__Work required__.
In how many lines of the records does the word "link" appear? Reply with the number and nothing else.

------------------------------------

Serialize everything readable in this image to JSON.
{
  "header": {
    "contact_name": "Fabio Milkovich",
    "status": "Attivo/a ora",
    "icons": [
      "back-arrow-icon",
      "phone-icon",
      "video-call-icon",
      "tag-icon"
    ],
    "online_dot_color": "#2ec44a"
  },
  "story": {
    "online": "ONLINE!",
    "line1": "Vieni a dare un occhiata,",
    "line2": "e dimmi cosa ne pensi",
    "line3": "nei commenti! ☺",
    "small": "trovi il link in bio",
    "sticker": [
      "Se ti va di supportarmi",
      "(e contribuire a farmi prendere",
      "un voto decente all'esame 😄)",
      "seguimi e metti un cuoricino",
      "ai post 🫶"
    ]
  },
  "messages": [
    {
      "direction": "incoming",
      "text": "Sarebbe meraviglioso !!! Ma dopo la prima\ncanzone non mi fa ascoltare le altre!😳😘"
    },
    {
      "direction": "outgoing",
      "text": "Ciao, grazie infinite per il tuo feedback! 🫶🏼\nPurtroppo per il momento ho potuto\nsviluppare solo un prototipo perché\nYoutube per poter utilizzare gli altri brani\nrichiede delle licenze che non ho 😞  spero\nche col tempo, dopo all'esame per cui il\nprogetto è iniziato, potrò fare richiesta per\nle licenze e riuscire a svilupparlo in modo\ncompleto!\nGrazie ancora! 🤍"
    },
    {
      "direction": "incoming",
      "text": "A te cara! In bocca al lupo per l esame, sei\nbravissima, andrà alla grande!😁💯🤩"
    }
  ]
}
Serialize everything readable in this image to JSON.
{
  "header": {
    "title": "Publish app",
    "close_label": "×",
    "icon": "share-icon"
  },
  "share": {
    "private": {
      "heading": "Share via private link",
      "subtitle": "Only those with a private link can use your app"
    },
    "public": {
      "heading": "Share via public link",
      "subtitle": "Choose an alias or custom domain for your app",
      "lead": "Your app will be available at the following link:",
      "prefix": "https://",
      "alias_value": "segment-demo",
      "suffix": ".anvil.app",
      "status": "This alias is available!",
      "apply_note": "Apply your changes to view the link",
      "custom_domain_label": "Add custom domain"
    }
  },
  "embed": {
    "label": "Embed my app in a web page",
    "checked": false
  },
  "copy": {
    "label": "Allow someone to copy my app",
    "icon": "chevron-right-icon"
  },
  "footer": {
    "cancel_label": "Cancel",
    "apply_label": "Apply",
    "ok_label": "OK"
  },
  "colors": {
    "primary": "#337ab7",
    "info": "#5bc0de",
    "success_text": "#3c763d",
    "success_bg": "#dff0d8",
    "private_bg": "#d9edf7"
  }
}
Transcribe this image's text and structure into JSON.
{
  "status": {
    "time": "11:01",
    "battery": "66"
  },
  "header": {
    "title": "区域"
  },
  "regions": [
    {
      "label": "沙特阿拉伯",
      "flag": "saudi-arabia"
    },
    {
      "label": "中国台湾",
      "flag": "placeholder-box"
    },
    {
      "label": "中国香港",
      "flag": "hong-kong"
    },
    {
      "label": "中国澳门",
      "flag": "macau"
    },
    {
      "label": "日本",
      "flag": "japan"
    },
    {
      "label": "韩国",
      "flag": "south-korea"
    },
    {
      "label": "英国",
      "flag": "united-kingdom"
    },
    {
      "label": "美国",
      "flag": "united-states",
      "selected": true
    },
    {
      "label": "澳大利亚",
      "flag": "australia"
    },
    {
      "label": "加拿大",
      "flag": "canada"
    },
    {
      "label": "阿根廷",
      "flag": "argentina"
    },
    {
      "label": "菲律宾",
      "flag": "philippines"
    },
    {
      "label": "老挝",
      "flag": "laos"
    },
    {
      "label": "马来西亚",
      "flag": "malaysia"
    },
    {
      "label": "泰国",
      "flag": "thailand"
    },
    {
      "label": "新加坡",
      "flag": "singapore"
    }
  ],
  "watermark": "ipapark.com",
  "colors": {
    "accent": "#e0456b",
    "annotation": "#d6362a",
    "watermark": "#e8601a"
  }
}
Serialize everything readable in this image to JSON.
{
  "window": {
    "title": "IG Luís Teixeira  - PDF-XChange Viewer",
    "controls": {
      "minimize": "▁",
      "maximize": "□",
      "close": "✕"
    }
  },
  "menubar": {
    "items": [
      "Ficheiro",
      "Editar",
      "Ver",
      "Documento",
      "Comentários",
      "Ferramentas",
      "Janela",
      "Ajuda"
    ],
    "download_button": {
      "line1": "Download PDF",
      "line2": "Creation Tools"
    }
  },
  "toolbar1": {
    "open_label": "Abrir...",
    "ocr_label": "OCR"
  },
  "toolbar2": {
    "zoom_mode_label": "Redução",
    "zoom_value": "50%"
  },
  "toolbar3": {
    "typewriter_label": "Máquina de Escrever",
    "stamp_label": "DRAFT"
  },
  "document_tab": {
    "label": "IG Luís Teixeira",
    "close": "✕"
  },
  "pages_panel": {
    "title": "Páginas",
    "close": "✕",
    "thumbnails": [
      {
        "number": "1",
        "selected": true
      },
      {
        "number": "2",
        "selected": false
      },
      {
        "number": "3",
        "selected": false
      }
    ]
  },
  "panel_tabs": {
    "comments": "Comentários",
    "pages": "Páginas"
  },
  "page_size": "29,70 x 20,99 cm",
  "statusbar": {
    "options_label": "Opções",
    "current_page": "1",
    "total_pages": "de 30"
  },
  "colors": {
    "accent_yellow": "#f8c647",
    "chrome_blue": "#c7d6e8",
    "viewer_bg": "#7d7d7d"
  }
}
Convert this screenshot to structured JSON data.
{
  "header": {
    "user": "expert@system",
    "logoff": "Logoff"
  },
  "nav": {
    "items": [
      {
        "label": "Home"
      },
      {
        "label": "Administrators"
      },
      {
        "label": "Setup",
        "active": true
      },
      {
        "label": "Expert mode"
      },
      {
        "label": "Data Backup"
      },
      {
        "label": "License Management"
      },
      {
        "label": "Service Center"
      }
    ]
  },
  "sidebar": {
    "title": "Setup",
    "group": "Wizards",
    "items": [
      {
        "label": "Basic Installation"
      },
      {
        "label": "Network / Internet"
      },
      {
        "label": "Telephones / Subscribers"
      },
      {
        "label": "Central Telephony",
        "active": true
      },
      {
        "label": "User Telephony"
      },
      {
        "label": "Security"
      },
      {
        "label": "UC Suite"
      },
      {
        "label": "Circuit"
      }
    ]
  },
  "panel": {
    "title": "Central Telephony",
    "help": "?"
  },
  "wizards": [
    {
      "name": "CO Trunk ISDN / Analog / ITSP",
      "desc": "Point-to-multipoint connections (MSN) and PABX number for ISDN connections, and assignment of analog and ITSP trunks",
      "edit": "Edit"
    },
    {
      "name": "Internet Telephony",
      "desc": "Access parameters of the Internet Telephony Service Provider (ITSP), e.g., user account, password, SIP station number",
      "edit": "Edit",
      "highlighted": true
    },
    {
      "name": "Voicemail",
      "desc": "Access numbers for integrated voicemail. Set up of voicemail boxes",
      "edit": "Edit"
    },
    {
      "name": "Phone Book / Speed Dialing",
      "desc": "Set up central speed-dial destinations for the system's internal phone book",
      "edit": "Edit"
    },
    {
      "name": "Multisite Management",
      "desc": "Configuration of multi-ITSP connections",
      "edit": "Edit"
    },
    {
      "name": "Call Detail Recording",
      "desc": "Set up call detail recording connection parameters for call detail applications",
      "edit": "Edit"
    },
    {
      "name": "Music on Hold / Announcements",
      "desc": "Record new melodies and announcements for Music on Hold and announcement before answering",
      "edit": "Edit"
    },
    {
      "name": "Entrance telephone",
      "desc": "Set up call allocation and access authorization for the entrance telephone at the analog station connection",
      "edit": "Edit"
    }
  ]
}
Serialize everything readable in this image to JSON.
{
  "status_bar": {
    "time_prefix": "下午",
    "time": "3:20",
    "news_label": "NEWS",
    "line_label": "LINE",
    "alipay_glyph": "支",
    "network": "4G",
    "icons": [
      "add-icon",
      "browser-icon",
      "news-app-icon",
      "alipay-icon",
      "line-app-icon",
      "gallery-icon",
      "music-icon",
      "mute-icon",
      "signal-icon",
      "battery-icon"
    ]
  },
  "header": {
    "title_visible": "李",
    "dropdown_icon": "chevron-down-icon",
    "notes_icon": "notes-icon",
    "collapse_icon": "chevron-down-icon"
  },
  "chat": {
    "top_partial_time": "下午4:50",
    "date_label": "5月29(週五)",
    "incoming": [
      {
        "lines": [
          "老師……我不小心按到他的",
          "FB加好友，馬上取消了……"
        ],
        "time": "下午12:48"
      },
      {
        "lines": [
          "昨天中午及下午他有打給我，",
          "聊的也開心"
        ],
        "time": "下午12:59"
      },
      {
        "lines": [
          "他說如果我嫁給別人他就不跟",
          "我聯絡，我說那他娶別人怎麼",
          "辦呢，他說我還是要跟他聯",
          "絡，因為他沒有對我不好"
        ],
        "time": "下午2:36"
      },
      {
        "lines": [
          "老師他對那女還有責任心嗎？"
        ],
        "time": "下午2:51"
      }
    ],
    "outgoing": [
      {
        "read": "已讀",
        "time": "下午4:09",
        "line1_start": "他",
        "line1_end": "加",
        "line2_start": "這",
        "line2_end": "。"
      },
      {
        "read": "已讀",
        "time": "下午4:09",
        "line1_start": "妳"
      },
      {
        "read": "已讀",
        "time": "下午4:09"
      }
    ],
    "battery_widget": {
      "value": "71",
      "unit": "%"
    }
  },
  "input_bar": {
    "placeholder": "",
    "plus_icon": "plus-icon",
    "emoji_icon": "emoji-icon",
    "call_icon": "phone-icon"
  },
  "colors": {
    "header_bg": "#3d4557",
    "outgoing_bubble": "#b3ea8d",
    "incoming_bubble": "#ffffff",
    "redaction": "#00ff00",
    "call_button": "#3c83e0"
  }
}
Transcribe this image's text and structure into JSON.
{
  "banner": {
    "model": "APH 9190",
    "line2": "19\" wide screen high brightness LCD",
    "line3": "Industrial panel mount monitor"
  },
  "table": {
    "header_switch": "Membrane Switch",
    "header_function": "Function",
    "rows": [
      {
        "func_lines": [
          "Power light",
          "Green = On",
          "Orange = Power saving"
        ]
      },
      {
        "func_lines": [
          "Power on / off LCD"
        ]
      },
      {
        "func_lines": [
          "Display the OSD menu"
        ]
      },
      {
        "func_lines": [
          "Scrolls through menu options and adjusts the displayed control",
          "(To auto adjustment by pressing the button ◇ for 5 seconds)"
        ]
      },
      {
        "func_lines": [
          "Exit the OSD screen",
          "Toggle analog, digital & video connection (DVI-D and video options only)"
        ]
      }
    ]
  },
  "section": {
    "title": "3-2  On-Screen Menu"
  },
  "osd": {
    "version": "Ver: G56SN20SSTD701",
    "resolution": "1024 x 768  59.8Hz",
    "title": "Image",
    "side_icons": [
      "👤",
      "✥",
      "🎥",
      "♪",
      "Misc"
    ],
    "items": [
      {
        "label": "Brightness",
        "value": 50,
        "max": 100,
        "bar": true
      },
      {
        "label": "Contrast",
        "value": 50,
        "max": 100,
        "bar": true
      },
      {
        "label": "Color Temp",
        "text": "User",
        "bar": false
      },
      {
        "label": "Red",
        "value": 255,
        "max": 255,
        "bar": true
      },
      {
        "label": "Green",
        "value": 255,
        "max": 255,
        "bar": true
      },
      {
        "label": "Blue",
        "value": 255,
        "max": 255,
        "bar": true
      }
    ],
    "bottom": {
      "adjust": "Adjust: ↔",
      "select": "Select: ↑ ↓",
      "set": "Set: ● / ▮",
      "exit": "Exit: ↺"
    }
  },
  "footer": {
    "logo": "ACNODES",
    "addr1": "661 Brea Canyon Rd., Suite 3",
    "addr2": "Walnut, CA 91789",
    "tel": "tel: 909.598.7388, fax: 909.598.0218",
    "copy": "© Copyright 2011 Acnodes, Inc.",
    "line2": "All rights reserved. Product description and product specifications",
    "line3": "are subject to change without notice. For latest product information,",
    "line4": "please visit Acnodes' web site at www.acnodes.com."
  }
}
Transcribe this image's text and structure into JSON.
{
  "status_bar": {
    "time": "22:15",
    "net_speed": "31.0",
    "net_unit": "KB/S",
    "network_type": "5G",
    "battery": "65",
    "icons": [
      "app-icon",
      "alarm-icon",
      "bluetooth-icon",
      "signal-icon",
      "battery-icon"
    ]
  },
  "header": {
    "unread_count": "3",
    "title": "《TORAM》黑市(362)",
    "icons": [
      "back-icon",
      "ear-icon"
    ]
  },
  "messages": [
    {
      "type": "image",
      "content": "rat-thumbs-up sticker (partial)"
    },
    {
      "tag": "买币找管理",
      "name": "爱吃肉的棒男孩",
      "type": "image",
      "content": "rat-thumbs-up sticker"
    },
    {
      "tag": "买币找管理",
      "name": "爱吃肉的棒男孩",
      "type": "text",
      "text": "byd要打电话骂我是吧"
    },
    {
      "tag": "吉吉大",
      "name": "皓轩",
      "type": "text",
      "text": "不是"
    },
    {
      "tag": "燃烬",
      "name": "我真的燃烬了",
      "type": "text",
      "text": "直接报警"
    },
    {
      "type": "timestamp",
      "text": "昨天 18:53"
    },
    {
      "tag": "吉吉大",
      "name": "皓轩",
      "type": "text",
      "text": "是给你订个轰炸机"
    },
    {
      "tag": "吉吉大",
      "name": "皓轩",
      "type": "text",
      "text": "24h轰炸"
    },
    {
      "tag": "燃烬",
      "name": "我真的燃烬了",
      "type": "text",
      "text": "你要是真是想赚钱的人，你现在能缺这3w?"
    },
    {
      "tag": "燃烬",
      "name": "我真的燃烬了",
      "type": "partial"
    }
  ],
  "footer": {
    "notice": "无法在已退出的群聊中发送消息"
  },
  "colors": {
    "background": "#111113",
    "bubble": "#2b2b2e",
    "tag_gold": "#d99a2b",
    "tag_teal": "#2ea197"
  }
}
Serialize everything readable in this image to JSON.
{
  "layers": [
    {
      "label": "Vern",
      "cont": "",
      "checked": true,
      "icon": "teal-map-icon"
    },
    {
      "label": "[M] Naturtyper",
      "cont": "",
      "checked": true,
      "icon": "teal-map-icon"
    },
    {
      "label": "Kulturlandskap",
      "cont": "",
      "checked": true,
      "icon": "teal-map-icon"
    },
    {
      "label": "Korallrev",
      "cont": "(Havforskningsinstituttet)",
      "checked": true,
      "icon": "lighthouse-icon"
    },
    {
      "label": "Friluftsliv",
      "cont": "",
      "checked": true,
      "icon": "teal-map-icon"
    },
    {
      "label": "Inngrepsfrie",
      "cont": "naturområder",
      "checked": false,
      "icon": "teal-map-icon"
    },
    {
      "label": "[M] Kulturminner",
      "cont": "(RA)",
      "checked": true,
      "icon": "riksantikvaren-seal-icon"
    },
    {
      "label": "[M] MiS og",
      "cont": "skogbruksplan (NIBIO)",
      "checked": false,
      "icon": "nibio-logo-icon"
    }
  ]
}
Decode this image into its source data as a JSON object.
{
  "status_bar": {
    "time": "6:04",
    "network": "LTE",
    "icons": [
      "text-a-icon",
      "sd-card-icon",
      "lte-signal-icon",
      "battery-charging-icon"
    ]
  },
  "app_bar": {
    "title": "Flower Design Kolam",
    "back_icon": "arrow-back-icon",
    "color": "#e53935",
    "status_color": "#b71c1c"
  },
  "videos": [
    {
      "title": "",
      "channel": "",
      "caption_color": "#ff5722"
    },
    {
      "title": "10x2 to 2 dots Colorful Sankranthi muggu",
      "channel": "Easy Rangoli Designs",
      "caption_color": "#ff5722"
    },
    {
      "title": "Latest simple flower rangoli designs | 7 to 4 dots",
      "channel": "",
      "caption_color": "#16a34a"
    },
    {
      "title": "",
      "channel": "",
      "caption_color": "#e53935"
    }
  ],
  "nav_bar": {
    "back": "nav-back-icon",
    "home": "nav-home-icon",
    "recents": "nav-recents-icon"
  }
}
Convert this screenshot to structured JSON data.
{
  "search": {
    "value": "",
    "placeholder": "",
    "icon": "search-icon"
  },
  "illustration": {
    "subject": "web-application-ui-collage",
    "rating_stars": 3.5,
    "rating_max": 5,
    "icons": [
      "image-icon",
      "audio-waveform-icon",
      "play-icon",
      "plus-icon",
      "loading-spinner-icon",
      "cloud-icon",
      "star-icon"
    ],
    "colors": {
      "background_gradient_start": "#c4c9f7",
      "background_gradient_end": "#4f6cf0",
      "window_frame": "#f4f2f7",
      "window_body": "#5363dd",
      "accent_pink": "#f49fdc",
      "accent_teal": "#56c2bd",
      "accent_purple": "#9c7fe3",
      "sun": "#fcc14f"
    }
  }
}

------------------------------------

__Solution below__.
6